Aim of the task → In the entries below, find each line bearing the string "date" and copy it.

Records for the task →
# # # # #

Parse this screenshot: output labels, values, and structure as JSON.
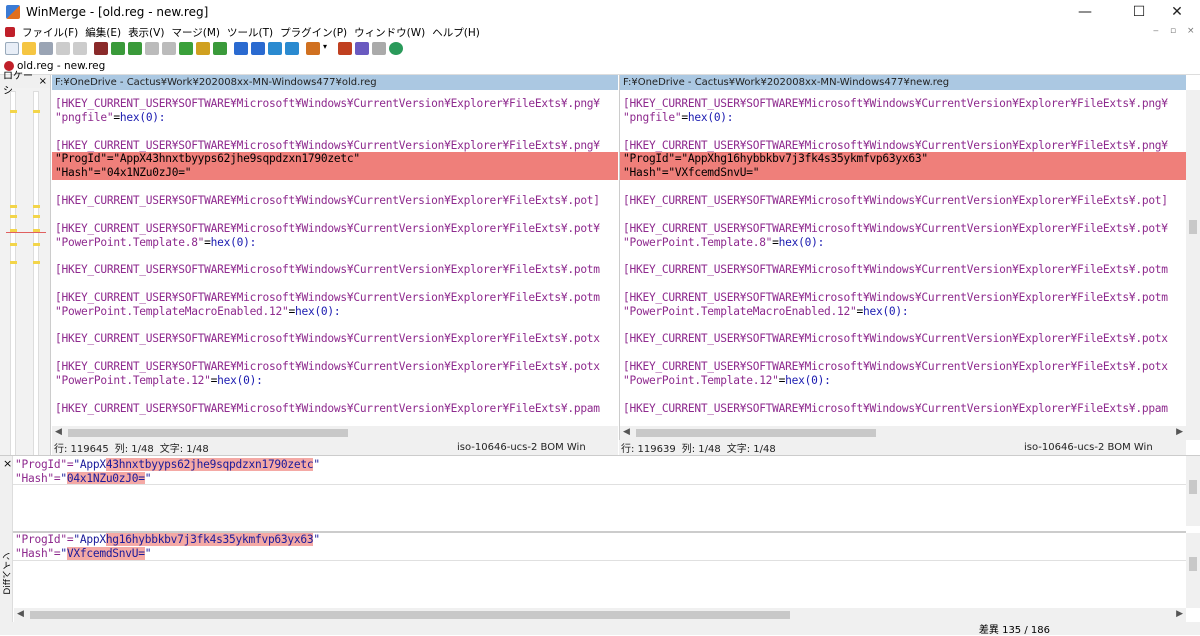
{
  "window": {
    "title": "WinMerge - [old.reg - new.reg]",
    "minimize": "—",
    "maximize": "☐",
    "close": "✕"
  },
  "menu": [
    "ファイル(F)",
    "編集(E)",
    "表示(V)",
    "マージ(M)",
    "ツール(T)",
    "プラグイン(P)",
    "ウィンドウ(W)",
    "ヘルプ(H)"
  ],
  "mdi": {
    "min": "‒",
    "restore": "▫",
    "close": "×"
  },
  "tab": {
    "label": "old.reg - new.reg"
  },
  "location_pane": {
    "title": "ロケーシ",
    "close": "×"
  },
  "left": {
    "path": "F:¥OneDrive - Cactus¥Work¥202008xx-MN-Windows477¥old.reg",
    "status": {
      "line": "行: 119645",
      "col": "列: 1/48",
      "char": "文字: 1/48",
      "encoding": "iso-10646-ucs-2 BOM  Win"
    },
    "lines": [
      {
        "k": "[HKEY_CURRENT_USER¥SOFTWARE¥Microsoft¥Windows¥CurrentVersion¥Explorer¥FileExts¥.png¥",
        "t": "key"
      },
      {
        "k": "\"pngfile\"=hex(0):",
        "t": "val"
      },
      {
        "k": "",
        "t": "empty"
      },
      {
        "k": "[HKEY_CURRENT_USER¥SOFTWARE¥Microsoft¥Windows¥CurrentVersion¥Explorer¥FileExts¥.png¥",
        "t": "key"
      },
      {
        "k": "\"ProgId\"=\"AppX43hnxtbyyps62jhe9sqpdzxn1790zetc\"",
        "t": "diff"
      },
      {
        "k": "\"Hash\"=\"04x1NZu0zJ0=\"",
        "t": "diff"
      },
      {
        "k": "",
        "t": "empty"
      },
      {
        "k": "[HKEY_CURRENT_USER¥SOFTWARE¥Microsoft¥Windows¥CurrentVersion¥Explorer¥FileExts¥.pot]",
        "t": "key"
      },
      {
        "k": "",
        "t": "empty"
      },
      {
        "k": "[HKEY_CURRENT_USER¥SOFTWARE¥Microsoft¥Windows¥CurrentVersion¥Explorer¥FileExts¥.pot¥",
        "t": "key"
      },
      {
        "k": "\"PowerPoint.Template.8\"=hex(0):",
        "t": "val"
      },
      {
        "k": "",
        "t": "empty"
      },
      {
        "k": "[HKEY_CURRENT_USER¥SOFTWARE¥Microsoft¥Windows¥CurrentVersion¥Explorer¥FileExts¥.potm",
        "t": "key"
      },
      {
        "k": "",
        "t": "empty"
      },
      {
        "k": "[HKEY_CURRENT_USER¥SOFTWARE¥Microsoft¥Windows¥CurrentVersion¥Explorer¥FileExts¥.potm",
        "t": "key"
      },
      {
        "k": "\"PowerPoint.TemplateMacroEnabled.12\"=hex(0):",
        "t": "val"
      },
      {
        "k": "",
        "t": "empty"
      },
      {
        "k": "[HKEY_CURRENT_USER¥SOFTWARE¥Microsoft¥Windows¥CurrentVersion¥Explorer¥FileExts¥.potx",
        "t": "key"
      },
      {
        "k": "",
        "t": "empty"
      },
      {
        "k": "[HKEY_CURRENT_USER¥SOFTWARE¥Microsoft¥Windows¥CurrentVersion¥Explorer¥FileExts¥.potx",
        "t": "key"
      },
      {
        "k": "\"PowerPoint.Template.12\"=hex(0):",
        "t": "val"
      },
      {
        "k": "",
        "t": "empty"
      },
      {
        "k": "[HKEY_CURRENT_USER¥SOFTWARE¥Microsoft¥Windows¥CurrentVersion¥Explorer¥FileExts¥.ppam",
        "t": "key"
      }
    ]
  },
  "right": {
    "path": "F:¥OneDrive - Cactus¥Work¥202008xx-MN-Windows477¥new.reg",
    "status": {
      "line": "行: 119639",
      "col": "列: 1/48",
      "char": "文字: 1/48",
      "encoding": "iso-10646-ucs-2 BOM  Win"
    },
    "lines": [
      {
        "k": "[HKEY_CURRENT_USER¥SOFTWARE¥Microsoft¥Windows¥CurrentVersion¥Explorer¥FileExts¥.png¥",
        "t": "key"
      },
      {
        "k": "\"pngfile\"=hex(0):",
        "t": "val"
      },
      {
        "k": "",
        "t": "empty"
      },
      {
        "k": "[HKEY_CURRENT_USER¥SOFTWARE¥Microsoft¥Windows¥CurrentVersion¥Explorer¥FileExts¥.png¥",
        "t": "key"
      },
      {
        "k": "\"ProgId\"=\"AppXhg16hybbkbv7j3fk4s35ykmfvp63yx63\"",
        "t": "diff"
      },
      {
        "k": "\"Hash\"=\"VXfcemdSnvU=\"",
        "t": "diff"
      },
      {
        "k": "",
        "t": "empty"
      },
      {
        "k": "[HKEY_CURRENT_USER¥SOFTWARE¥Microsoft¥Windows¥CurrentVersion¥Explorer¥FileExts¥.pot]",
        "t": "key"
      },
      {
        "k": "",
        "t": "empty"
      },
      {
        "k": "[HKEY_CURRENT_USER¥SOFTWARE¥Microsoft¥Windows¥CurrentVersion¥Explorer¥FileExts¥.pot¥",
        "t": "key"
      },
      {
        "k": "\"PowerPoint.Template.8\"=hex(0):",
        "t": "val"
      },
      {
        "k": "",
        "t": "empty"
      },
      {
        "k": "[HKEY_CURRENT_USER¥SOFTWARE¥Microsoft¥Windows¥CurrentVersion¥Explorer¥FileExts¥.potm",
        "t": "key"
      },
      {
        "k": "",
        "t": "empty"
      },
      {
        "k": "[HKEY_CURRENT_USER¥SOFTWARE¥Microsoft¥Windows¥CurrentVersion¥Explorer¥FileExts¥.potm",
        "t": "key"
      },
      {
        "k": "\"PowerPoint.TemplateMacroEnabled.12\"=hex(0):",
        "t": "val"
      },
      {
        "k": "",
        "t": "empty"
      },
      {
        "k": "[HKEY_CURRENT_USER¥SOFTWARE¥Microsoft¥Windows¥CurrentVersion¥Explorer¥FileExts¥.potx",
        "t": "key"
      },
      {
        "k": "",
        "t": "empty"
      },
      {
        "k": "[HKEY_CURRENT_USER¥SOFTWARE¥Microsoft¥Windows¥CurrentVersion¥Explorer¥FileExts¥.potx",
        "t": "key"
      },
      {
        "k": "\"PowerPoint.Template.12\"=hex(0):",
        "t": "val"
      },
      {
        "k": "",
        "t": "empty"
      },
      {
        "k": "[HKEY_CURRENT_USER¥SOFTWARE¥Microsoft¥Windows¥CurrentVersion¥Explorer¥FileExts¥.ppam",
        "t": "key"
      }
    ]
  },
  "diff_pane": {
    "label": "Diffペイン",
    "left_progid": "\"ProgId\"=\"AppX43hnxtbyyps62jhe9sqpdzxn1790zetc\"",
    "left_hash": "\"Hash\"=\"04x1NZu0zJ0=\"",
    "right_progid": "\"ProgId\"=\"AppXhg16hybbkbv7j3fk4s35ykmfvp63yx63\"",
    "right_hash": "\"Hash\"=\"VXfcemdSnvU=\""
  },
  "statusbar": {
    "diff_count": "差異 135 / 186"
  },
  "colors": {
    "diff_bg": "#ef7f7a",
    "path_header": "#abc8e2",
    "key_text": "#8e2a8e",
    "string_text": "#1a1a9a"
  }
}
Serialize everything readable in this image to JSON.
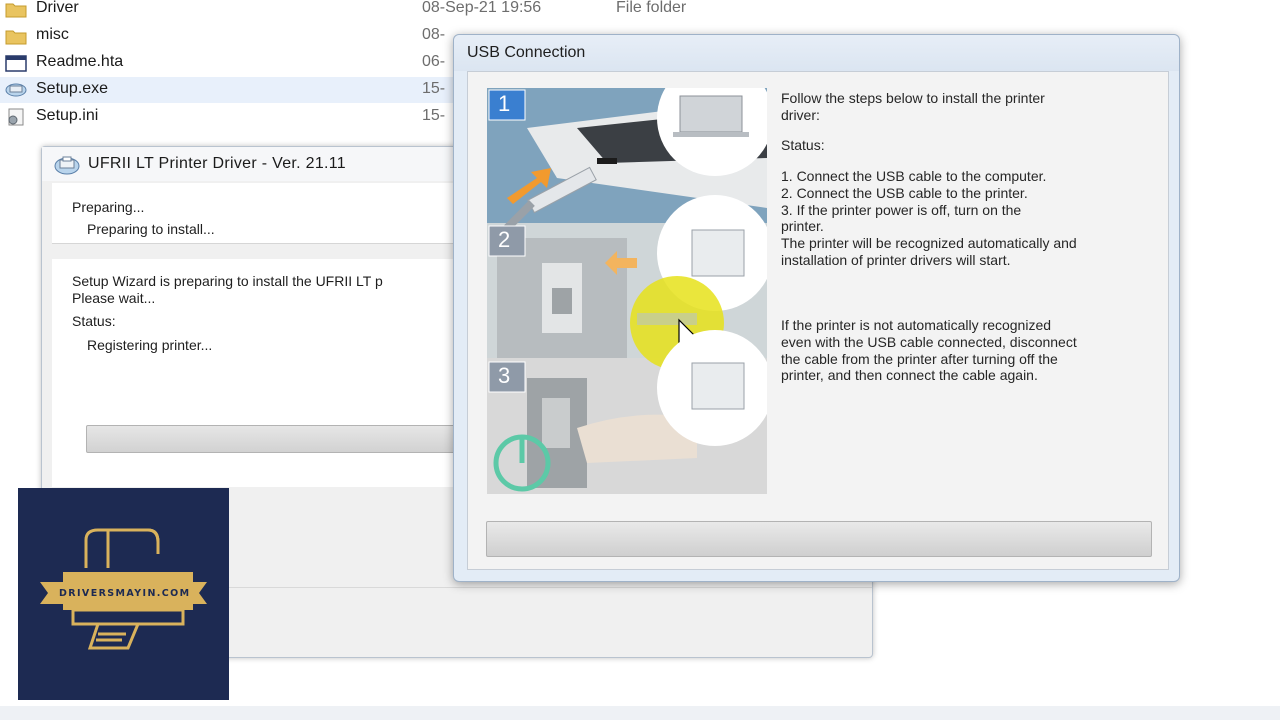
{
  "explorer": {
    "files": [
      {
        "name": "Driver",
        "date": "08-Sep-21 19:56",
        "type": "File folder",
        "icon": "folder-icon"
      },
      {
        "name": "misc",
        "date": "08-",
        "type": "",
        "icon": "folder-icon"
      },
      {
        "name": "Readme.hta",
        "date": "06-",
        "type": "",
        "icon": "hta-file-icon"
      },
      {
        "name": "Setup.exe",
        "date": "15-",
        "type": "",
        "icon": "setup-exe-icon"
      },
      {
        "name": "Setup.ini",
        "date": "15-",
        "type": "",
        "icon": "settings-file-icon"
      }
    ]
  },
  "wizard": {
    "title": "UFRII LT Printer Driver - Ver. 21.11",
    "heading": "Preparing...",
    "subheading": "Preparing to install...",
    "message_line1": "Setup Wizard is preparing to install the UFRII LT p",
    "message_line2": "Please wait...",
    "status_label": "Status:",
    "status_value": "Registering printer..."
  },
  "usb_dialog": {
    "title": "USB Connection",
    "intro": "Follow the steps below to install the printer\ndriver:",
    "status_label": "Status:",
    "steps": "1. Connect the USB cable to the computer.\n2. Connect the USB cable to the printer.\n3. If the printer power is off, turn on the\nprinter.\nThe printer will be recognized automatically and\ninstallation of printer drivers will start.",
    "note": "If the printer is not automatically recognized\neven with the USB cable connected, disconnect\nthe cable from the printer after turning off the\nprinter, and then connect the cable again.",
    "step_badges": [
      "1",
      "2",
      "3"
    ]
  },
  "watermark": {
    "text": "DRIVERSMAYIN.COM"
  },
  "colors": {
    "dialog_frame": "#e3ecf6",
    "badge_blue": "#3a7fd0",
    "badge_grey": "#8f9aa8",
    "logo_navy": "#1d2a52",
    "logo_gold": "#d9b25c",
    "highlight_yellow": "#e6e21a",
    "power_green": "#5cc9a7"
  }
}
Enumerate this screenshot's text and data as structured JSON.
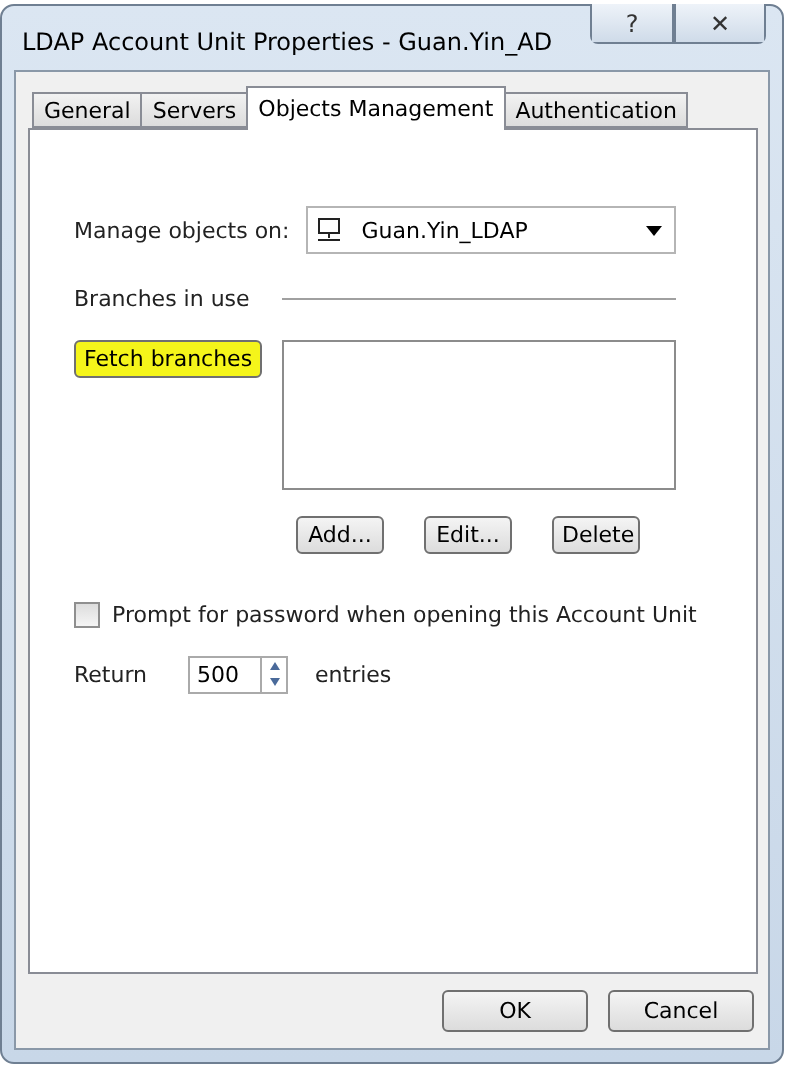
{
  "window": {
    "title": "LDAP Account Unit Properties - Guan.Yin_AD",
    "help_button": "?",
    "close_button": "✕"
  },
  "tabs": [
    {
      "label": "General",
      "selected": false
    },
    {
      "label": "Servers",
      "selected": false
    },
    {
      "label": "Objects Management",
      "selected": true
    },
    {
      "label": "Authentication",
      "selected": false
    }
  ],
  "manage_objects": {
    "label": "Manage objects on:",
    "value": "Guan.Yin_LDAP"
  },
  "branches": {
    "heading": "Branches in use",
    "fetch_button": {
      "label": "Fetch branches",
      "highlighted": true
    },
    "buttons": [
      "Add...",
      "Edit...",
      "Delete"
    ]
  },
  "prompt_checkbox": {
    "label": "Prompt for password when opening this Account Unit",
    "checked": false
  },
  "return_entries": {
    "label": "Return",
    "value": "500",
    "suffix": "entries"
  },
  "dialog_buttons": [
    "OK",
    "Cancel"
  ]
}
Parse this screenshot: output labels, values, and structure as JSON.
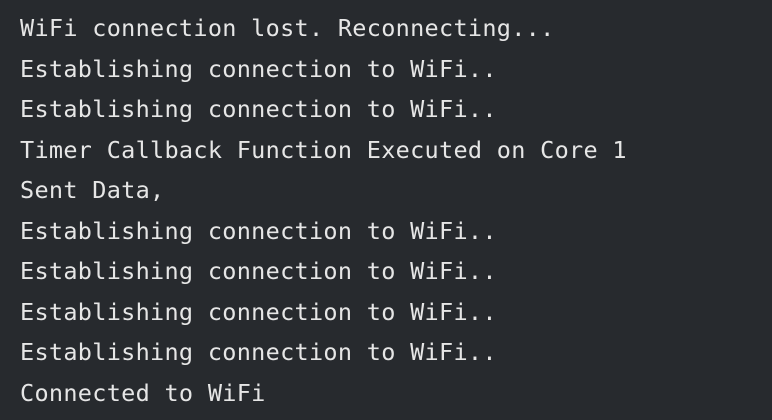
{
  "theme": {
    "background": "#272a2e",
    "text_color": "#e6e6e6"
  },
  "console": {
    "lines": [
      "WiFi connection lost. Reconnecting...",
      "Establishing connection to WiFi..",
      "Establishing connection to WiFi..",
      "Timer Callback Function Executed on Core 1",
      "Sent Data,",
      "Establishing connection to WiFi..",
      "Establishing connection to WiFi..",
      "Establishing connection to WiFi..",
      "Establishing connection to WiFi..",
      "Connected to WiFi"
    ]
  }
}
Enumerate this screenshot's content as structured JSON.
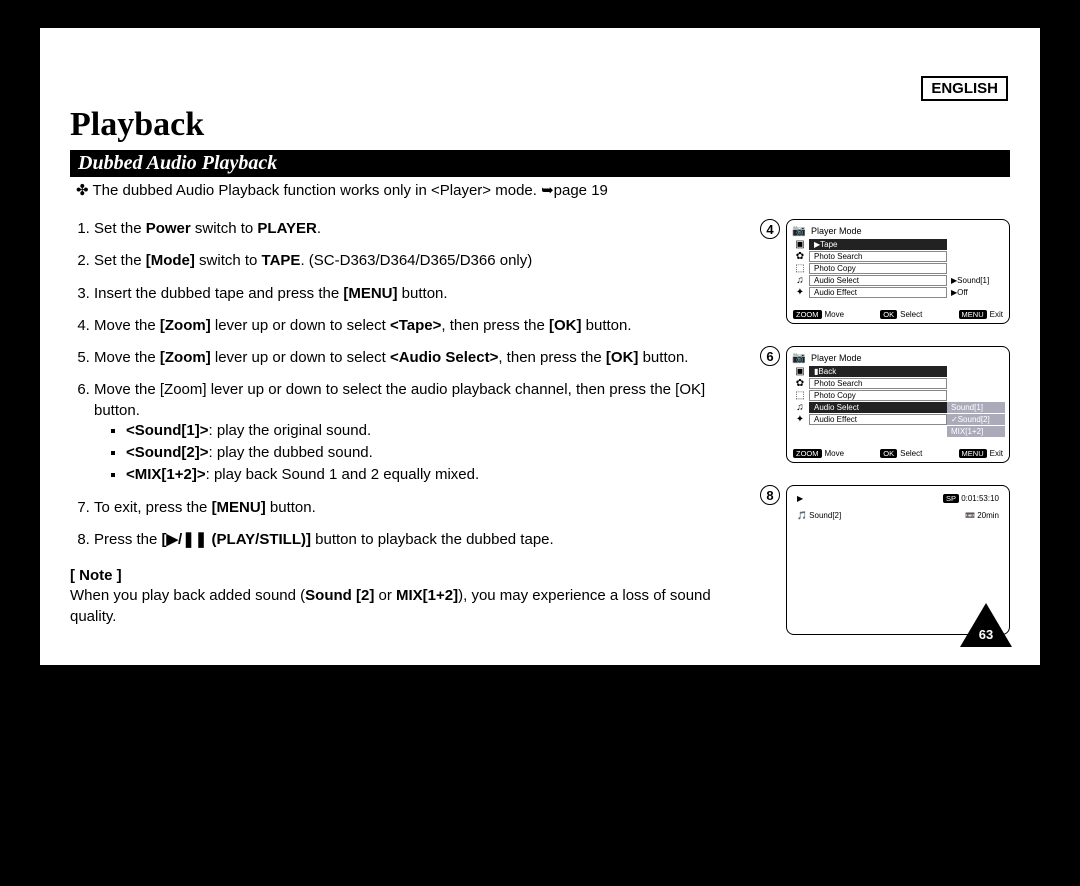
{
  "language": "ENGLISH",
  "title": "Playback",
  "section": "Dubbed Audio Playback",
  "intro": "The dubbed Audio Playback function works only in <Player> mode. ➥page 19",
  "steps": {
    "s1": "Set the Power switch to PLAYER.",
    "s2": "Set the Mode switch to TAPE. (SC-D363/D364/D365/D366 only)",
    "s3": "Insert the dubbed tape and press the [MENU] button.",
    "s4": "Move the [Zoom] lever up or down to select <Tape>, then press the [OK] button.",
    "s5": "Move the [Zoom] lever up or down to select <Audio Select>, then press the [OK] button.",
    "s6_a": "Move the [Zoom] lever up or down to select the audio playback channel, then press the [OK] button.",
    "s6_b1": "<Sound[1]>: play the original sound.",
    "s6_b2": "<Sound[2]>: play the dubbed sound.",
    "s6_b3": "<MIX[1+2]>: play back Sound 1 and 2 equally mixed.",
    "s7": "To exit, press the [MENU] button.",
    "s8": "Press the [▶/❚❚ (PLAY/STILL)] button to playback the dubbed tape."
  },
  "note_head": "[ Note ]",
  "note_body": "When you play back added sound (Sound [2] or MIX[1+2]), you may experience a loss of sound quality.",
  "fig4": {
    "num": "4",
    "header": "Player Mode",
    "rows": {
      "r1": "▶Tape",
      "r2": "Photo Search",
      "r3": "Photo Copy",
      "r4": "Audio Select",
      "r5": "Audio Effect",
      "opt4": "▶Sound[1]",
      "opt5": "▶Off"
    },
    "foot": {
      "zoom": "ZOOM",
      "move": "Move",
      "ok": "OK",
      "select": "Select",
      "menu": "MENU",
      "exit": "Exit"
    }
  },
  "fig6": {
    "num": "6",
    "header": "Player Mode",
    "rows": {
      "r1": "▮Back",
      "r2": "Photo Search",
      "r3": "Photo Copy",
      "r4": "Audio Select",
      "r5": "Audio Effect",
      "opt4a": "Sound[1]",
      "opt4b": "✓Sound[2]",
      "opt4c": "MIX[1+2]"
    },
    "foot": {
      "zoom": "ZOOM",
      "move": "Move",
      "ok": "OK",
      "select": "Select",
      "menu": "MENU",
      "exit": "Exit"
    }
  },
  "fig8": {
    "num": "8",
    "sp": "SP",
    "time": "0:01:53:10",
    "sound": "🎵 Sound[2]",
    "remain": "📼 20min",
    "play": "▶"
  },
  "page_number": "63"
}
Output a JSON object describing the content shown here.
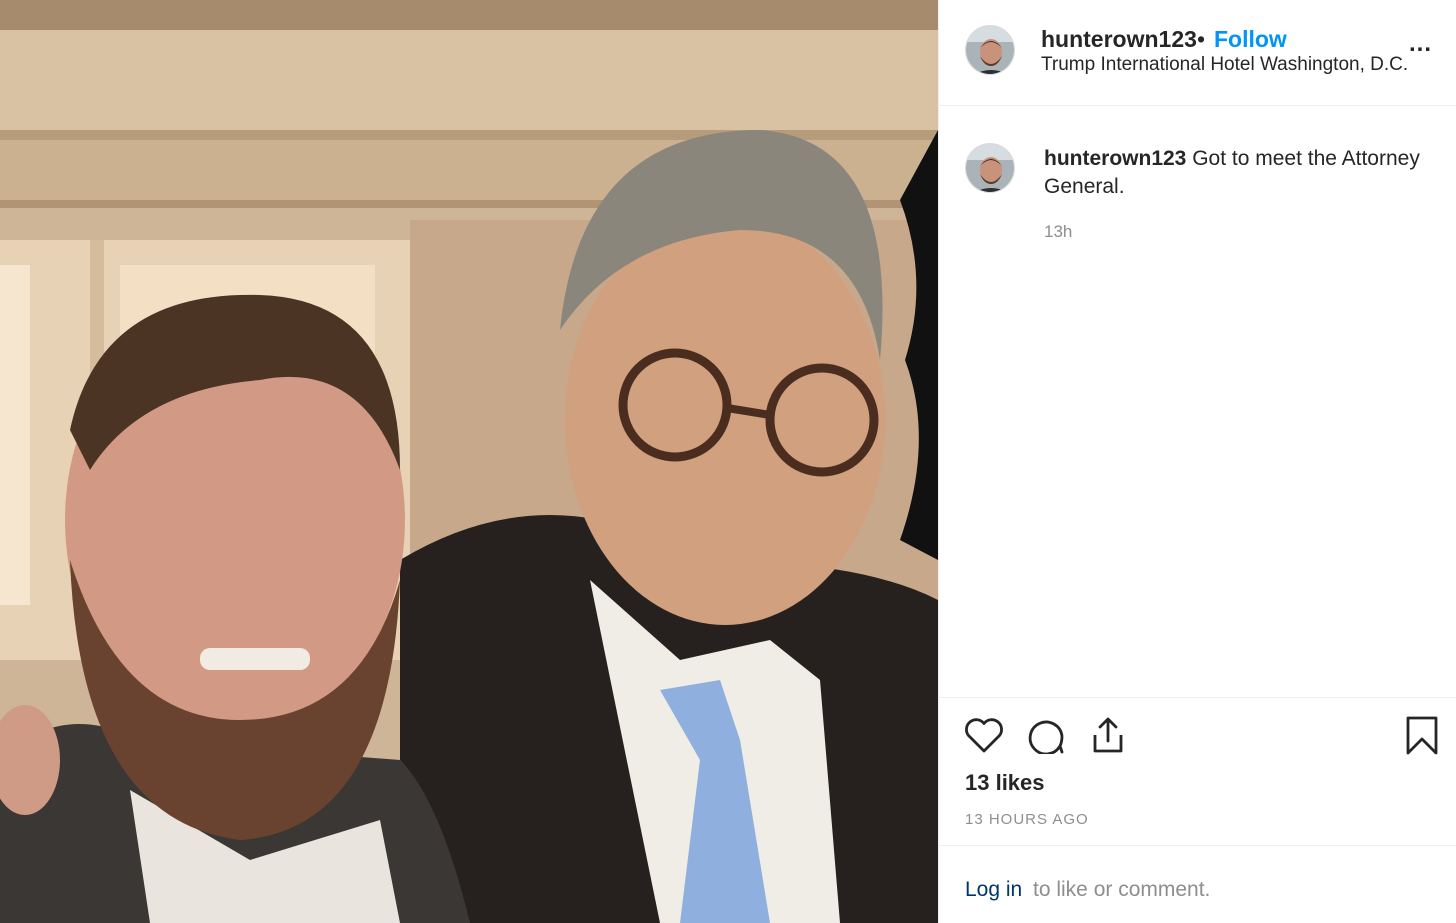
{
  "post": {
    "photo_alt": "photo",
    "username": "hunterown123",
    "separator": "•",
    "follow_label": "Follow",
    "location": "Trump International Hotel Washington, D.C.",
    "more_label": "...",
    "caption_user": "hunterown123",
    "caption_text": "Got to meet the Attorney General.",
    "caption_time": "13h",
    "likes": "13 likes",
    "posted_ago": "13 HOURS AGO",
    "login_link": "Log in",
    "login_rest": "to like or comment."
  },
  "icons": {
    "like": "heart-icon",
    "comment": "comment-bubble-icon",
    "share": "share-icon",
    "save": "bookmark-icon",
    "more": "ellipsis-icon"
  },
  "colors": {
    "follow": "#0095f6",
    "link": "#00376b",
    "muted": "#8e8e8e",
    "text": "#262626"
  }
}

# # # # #

Expected output →
        "date": "08-Sep-21 19:56",
        "date": "08-",
        "date": "06-",
        "date": "15-",
        "date": "15-",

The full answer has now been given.